An overview of shark species

Almost all sharks are found in salt-water bodies, and they are all carnivores meaning that they feed on other aquatic animals. Sharks are well adapted to the life of hunting which characterized by their numerous sharp teeth, and some species like the great white, they have serrated teeth for tearing into flesh (Sexton 6). These teeth are their ultimate weapons which enable them to kill or incapacitate their prey with one bite. Sharks have an extremely well streamline body that enables them to swim very fast when hunting for food. Sharks do not have a swim bladder unlike other fish to them afloat, but they use their fins to accomplish relative buoyancy. Sharks have fins on their body that enable them to maneuver effortlessly at speeds that enable them to hunt for their food effectively.
Sharks are solitary animals, and they only encounter one another for mating purposes. Sharks either lay their eggs in protected regions on the seabed or in other species the young ones develop in their mother’s womb until birth when they are born as pups. The shark can live for as long as 100 years, but their average lifespan is 25 to 30 years (Sexton 12). Sharks rarely face any danger in their aquatic environment, but they face danger from human activities. Overfishing poses the greatest danger to the existence of sharks’ in the world’s waters.

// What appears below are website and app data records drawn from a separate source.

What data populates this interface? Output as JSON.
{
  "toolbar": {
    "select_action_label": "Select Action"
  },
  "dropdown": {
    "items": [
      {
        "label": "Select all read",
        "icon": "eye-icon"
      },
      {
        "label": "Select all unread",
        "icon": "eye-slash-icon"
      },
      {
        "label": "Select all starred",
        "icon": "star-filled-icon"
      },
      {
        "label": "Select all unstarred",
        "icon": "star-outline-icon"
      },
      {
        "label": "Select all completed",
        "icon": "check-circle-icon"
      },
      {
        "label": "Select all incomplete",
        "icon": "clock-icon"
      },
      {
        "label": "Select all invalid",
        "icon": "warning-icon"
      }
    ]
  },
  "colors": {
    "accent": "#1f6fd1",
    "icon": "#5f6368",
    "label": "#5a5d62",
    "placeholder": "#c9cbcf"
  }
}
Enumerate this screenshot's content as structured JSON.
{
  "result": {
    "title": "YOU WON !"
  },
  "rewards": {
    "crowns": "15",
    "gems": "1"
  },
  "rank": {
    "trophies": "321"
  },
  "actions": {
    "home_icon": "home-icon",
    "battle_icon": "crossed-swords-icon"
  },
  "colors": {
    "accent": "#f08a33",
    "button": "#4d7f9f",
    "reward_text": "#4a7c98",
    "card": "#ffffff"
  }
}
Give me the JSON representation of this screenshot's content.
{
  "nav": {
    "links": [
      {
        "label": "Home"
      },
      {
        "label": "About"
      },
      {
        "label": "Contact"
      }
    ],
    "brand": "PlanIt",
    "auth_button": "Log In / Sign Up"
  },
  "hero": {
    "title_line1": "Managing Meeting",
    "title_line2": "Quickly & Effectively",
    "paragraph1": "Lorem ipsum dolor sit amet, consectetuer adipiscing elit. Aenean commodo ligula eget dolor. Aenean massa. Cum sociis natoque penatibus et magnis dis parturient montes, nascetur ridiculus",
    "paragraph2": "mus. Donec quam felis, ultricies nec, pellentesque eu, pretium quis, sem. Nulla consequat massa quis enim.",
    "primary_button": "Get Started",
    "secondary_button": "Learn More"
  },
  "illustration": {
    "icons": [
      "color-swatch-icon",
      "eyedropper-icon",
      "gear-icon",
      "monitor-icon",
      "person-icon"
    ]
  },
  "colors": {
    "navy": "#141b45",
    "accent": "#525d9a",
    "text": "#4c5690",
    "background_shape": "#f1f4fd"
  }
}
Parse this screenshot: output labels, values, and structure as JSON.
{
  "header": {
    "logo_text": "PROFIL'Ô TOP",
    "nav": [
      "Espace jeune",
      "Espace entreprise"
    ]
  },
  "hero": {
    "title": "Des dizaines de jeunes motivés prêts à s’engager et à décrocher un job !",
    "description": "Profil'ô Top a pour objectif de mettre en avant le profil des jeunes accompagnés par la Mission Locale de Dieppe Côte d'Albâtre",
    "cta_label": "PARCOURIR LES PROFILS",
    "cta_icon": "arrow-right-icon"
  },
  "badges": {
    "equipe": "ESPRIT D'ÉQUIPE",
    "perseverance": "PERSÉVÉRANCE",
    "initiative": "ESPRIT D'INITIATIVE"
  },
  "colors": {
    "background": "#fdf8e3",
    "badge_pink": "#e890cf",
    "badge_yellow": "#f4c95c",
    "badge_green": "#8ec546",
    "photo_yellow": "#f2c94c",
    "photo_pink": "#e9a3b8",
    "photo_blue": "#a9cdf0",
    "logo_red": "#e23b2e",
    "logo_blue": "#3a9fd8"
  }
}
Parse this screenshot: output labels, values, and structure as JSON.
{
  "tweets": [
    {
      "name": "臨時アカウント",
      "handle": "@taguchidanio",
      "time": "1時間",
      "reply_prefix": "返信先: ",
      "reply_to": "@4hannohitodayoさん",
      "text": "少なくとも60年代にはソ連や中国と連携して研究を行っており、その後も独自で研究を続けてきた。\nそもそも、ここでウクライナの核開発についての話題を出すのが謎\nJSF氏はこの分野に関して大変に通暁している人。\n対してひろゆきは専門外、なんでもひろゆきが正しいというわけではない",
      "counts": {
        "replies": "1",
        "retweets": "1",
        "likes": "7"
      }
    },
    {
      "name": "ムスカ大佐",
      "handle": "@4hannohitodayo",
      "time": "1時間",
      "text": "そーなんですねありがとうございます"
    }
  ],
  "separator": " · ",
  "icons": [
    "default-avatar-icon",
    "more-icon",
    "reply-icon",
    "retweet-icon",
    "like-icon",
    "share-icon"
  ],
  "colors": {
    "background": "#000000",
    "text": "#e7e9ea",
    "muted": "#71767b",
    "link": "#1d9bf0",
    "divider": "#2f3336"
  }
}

Regulated harvesting of sharks is the only feasible way to ensure that their future in the world’s oceans is guaranteed.